Which SQL Mode Should I Use with MySQL?

Dealing with sql_mode can be a tricky business, and many people have blogged about it before (here and here). My intent is not to explain the details of what each option means (since it's covered in the manual), but rather to answer this simple and common question:
Which SQL mode should I use with MySQL? / What is the recommended SQL mode for MySQL?

My general purpose recommendation is this one:
This "traditional" setting includes most of what you'd want your database to behave like, namely:
This has a nice benefit of returning an error instead of a warning on truncating a varchar column, not let you inserts completely broken date values, and give out division by zero errors. That's pretty traditional as I see it.

The other two settings make sure you don't create InnoDB tables as MyISAM by mistake, and that you include all the columns in the GROUP BY clause, like in other databases.

That's my choice for a reasonable all-around setting - for different applications you might need different ones (see excellent comment by Roland Bouman below).


How to Install innotop 1.8.0 on CentOS 5

innotop is a fine tool that every MySQL DBA should be familiar with. Although it takes a while to get used to, it's worth it. It's less than intuitive for most people, unless you grew up in Linux.
The other problematic part except the learning curve is the installation. It took me a while last time I had to install it, and this time re-installing it I've decided to write down the steps needed.

Most of the trouble I went through the first time around were with CPAN, and finding out that those Perl modules were available in RPM form saved me lots of time. Avoid CPAN if you can for this purpose.
Also, these steps should work on RedHat Linux as well, of course, but I didn't test it.
  1. Download the compatibility version of the shared MySQL libraries. The compatibility package will save you a lot of trouble due to dependencies. The rest won't go smoothly if you don't get this one.
    It should be named something like:
  2. Install it:
    rpm -Uvh MySQL-shared-compat-5.1.52.rhel5.x86_64.rpm
  3. Install these packages:
    yum install perl-DBI perl-DBD-mysql perl-TermReadKey
  4. Download latest Innotop, and extract it:
    wget http://innotop.googlecode.com/files/innotop-1.8.0.tar.gz
    tar zfx innotop-1.8.0.tar.gz
  5. We're done with the prerequisites. Go into the directory and install innotop (from now on it's the same as in the INSTALL file):
    perl Makefile.pl
    make install
That's it. We're done.
Hope this saves someone some time.

On Debian, this is also simple due to this little trick (if you have the right sources defined):
sudo aptitude install libdbd-mysql-perl


Recommended Google Chrome Extensions

Not all great Chrome Extensions get to the Featured or Popular lists on the Google Chrome Extensions website. These are 3 extensions I really like, and are not as widely known.


UNHEX for Integers in MySQL

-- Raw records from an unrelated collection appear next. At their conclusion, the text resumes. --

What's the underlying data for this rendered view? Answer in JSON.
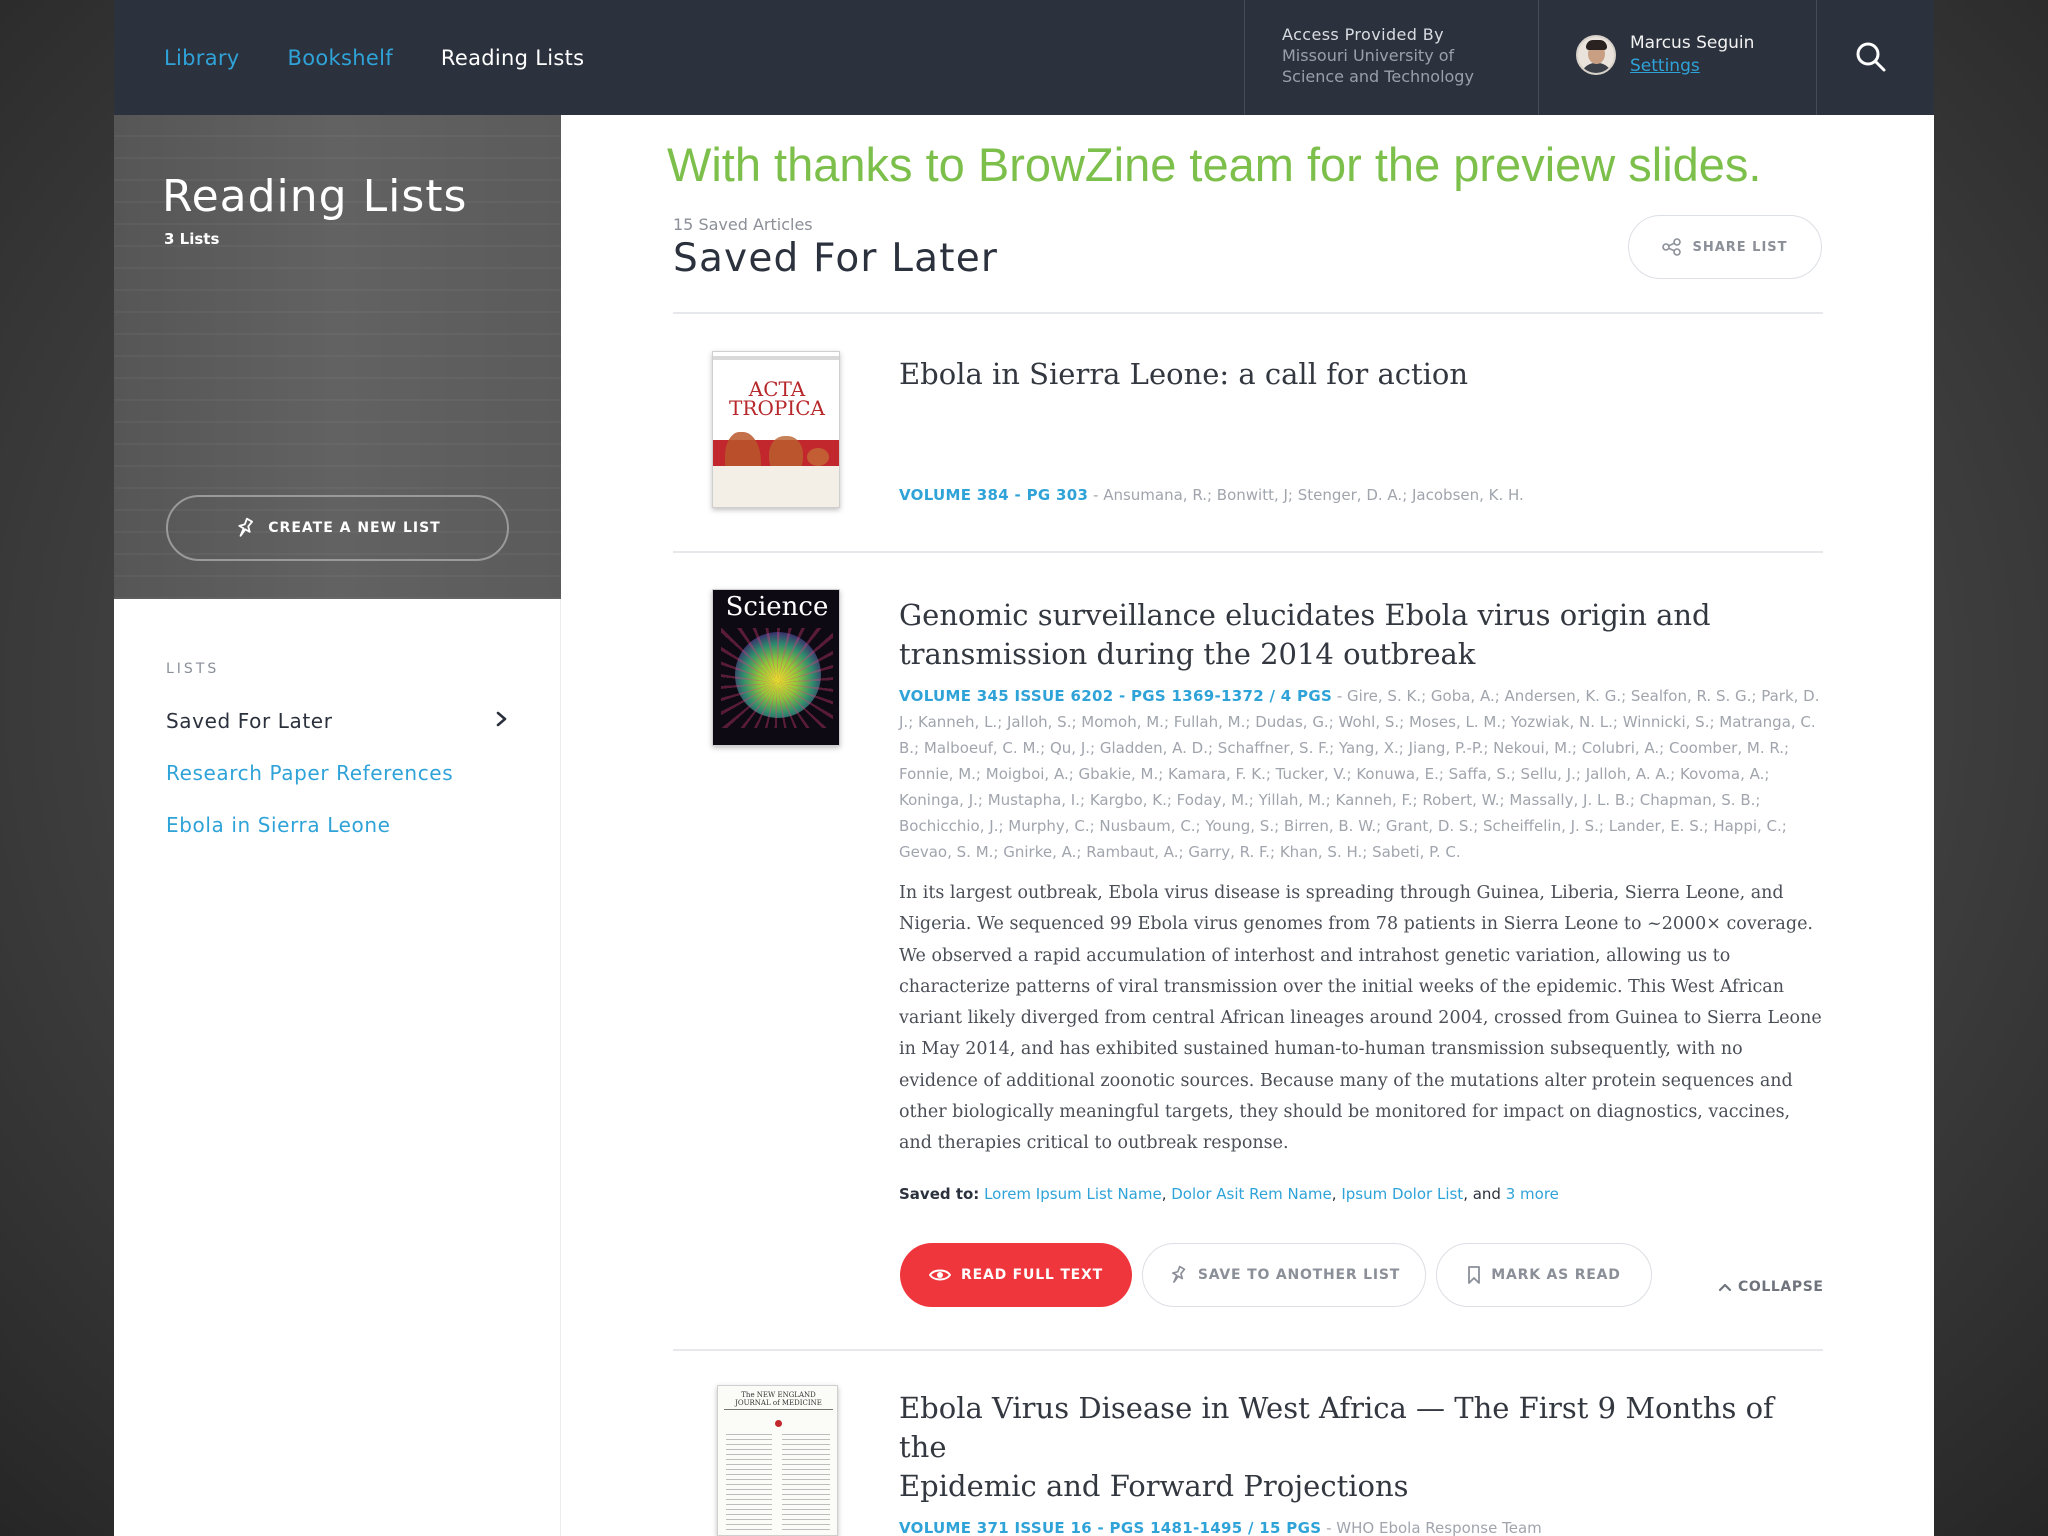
{
  "nav": {
    "library": "Library",
    "bookshelf": "Bookshelf",
    "reading_lists": "Reading Lists"
  },
  "access": {
    "label": "Access Provided By",
    "institution_line1": "Missouri University of",
    "institution_line2": "Science and Technology"
  },
  "user": {
    "name": "Marcus Seguin",
    "settings": "Settings"
  },
  "sidebar": {
    "title": "Reading Lists",
    "count": "3 Lists",
    "create_button": "CREATE A NEW LIST",
    "lists_heading": "LISTS",
    "items": [
      {
        "label": "Saved For Later"
      },
      {
        "label": "Research Paper References"
      },
      {
        "label": "Ebola in Sierra Leone"
      }
    ]
  },
  "overlay": {
    "thanks": "With thanks to BrowZine team for the preview slides."
  },
  "main": {
    "saved_count": "15 Saved Articles",
    "title": "Saved For Later",
    "share_button": "SHARE LIST",
    "articles": [
      {
        "title": "Ebola in Sierra Leone: a call for action",
        "volume": "VOLUME 384 - PG 303",
        "authors": "Ansumana, R.; Bonwitt, J; Stenger, D. A.; Jacobsen, K. H.",
        "cover": {
          "line1": "ACTA",
          "line2": "TROPICA"
        }
      },
      {
        "title_line1": "Genomic surveillance elucidates Ebola virus origin and",
        "title_line2": "transmission during the 2014 outbreak",
        "volume": "VOLUME 345 ISSUE 6202 - PGS 1369-1372 / 4 PGS",
        "authors": "Gire, S. K.; Goba, A.; Andersen, K. G.; Sealfon, R. S. G.; Park, D. J.; Kanneh, L.; Jalloh, S.; Momoh, M.; Fullah, M.; Dudas, G.; Wohl, S.; Moses, L. M.; Yozwiak, N. L.; Winnicki, S.; Matranga, C. B.; Malboeuf, C. M.; Qu, J.; Gladden, A. D.; Schaffner, S. F.; Yang, X.; Jiang, P.-P.; Nekoui, M.; Colubri, A.; Coomber, M. R.; Fonnie, M.; Moigboi, A.; Gbakie, M.; Kamara, F. K.; Tucker, V.; Konuwa, E.; Saffa, S.; Sellu, J.; Jalloh, A. A.; Kovoma, A.; Koninga, J.; Mustapha, I.; Kargbo, K.; Foday, M.; Yillah, M.; Kanneh, F.; Robert, W.; Massally, J. L. B.; Chapman, S. B.; Bochicchio, J.; Murphy, C.; Nusbaum, C.; Young, S.; Birren, B. W.; Grant, D. S.; Scheiffelin, J. S.; Lander, E. S.; Happi, C.; Gevao, S. M.; Gnirke, A.; Rambaut, A.; Garry, R. F.; Khan, S. H.; Sabeti, P. C.",
        "abstract": "In its largest outbreak, Ebola virus disease is spreading through Guinea, Liberia, Sierra Leone, and Nigeria. We sequenced 99 Ebola virus genomes from 78 patients in Sierra Leone to ~2000× coverage. We observed a rapid accumulation of interhost and intrahost genetic variation, allowing us to characterize patterns of viral transmission over the initial weeks of the epidemic. This West African variant likely diverged from central African lineages around 2004, crossed from Guinea to Sierra Leone in May 2014, and has exhibited sustained human-to-human transmission subsequently, with no evidence of additional zoonotic sources. Because many of the mutations alter protein sequences and other biologically meaningful targets, they should be monitored for impact on diagnostics, vaccines, and therapies critical to outbreak response.",
        "saved_to_label": "Saved to:",
        "saved_to_lists": [
          "Lorem Ipsum List Name",
          "Dolor Asit Rem Name",
          "Ipsum Dolor List"
        ],
        "saved_to_and": ", and",
        "saved_to_more": "3 more",
        "cover": {
          "masthead": "Science"
        },
        "buttons": {
          "read": "READ FULL TEXT",
          "save": "SAVE TO ANOTHER LIST",
          "mark": "MARK AS READ",
          "collapse": "COLLAPSE"
        }
      },
      {
        "title_line1": "Ebola Virus Disease in West Africa — The First 9 Months of the",
        "title_line2": "Epidemic and Forward Projections",
        "volume": "VOLUME 371 ISSUE 16 - PGS 1481-1495 / 15 PGS",
        "authors": "WHO Ebola Response Team",
        "cover": {
          "masthead": "The NEW ENGLAND JOURNAL of MEDICINE"
        }
      }
    ]
  },
  "colors": {
    "accent": "#2fa3d8",
    "topbar": "#2b313d",
    "read_button": "#f0363d",
    "overlay_text": "#7cc04b"
  }
}
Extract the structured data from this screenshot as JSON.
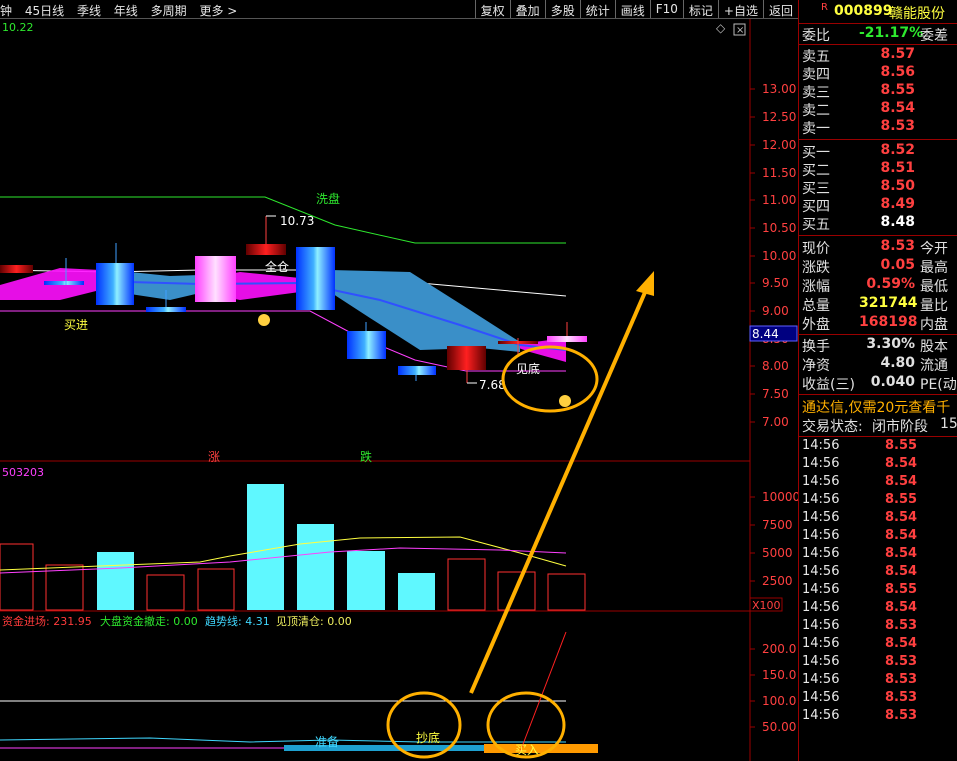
{
  "toolbar": {
    "left_items": [
      "钟",
      "45日线",
      "季线",
      "年线",
      "多周期",
      "更多 >"
    ],
    "right_items": [
      "复权",
      "叠加",
      "多股",
      "统计",
      "画线",
      "F10",
      "标记",
      "+自选",
      "返回"
    ]
  },
  "main_chart": {
    "info_value": "10.22",
    "price_axis": [
      "13.00",
      "12.50",
      "12.00",
      "11.50",
      "11.00",
      "10.50",
      "10.00",
      "9.50",
      "9.00",
      "8.50",
      "8.00",
      "7.50",
      "7.00"
    ],
    "current_price_tag": "8.44",
    "annotations": {
      "xipan": "洗盘",
      "high": "10.73",
      "quancang": "全仓",
      "maijin": "买进",
      "jiandi": "见底",
      "low": "7.68",
      "zhang": "涨",
      "die": "跌"
    }
  },
  "volume_chart": {
    "info_value": "503203",
    "axis": [
      "10000",
      "7500",
      "5000",
      "2500"
    ],
    "unit": "X100"
  },
  "indicator_chart": {
    "legend": [
      {
        "label": "资金进场: 231.95",
        "color": "#ff3b3b"
      },
      {
        "label": "大盘资金撤走: 0.00",
        "color": "#2ee82e"
      },
      {
        "label": "趋势线: 4.31",
        "color": "#40d8ff"
      },
      {
        "label": "见顶清仓: 0.00",
        "color": "#f0f060"
      }
    ],
    "axis": [
      "200.0",
      "150.0",
      "100.0",
      "50.00"
    ],
    "labels": {
      "zhunbei": "准备",
      "chaodi": "抄底",
      "mairu": "买入"
    }
  },
  "stock": {
    "badge": "R",
    "code": "000899",
    "name": "赣能股份"
  },
  "weibi": {
    "label": "委比",
    "value": "-21.17%",
    "label2": "委差"
  },
  "sell_orders": [
    {
      "label": "卖五",
      "price": "8.57"
    },
    {
      "label": "卖四",
      "price": "8.56"
    },
    {
      "label": "卖三",
      "price": "8.55"
    },
    {
      "label": "卖二",
      "price": "8.54"
    },
    {
      "label": "卖一",
      "price": "8.53"
    }
  ],
  "buy_orders": [
    {
      "label": "买一",
      "price": "8.52"
    },
    {
      "label": "买二",
      "price": "8.51"
    },
    {
      "label": "买三",
      "price": "8.50"
    },
    {
      "label": "买四",
      "price": "8.49"
    },
    {
      "label": "买五",
      "price": "8.48"
    }
  ],
  "quote": [
    {
      "label": "现价",
      "value": "8.53",
      "label2": "今开",
      "color": "#ff4040"
    },
    {
      "label": "涨跌",
      "value": "0.05",
      "label2": "最高",
      "color": "#ff4040"
    },
    {
      "label": "涨幅",
      "value": "0.59%",
      "label2": "最低",
      "color": "#ff4040"
    },
    {
      "label": "总量",
      "value": "321744",
      "label2": "量比",
      "color": "#ffff40"
    },
    {
      "label": "外盘",
      "value": "168198",
      "label2": "内盘",
      "color": "#ff4040"
    }
  ],
  "fundamentals": [
    {
      "label": "换手",
      "value": "3.30%",
      "label2": "股本"
    },
    {
      "label": "净资",
      "value": "4.80",
      "label2": "流通"
    },
    {
      "label": "收益(三)",
      "value": "0.040",
      "label2": "PE(动"
    }
  ],
  "promo": "通达信,仅需20元查看千",
  "status": {
    "label": "交易状态:",
    "value": "闭市阶段",
    "extra": "15"
  },
  "ticks": [
    {
      "time": "14:56",
      "price": "8.55",
      "color": "#ff4040"
    },
    {
      "time": "14:56",
      "price": "8.54",
      "color": "#ff4040"
    },
    {
      "time": "14:56",
      "price": "8.54",
      "color": "#ff4040"
    },
    {
      "time": "14:56",
      "price": "8.55",
      "color": "#ff4040"
    },
    {
      "time": "14:56",
      "price": "8.54",
      "color": "#ff4040"
    },
    {
      "time": "14:56",
      "price": "8.54",
      "color": "#ff4040"
    },
    {
      "time": "14:56",
      "price": "8.54",
      "color": "#ff4040"
    },
    {
      "time": "14:56",
      "price": "8.54",
      "color": "#ff4040"
    },
    {
      "time": "14:56",
      "price": "8.55",
      "color": "#ff4040"
    },
    {
      "time": "14:56",
      "price": "8.54",
      "color": "#ff4040"
    },
    {
      "time": "14:56",
      "price": "8.53",
      "color": "#ff4040"
    },
    {
      "time": "14:56",
      "price": "8.54",
      "color": "#ff4040"
    },
    {
      "time": "14:56",
      "price": "8.53",
      "color": "#ff4040"
    },
    {
      "time": "14:56",
      "price": "8.53",
      "color": "#ff4040"
    },
    {
      "time": "14:56",
      "price": "8.53",
      "color": "#ff4040"
    },
    {
      "time": "14:56",
      "price": "8.53",
      "color": "#ff4040"
    }
  ]
}
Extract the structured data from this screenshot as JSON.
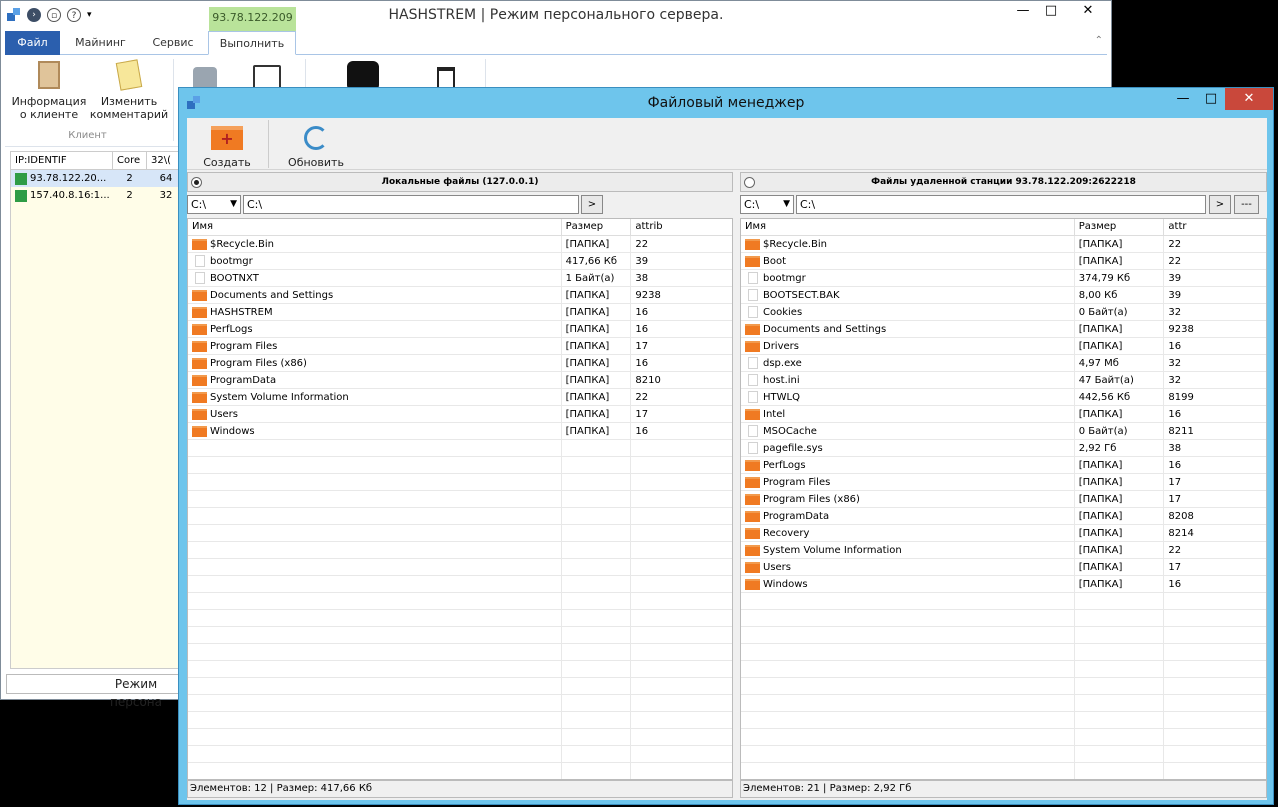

The following is a very, very specific subject matter, but I wish this blog post had existed when I was looking for the solution to a problem I was having. Most likely it has no interest to anyone who is not specifically looking for it, so feel free to stop reading...

MySQL has a few built-in functions for handling binary data. One of them is HEX which converts any data into hexadecimal representation. The function which you would expect to do the opposite (as the manual states) is UNHEX which takes a hexadecimal representation and turns it into characters.

So, if you try to do:
You get an "a" back. But if you try that on a integer:
You get back the char corresponding to the ASCII value of 1, which is not what was intended.
The correct way to do it, and the real opposite of HEX is the CONV function which converts betweens bases:
SELECT CONV(HEX(1), 16, 10);
This time the result is the number "1" as expected.


Emulating The Missing RENAME DATABASE Command in MySQL

I'll approach this topic from another direction.
I had to perform a task which required moving tables between schemas on the same MySQL server.
One way of doing this would be:
  1. Dumping the original table to disk.
  2. Creating new empty table on the target schema.
  3. Importing table from disk into the target schema.
But, a simpler way exists!
The manual entry for RENAME TABLE casually describes this feature:
As long as two databases are on the same file system, you can use RENAME TABLE to move a table from one database to another:
RENAME TABLE current_db.tbl_name TO other_db.tbl_name;
Which works almost instantaneously and does what it is supposed to do. This command could also be called MOVE TABLE.

Using this command, it is easy to emulate the missing RENAME DATABASE command.
  1. Create the new schema.
  2. Perform a query to generate the move commands from the source to the target schema:
    SELECT CONCAT('RENAME TABLE ',table_schema,'.',table_name,
    ' TO ','new_schema.',table_name,';')
    FROM information_schema.TABLES
    WHERE table_schema LIKE 'old_schema';
    Run those by copying them from your editor, or whatnot. If you're using SQLyog, CTRL-L switches the results tab to text mode for easy copying.
  3. Drop the old schema
Some notes:
If you're using InnoDB foreign keys, worry not. The constraints are kept across databases, and moving the tables does not affect them - no need to move the tables in any specific order.
The move command also moves the .idb files between the database directories, if you're using innodb_file_per_table.

Hope this helps.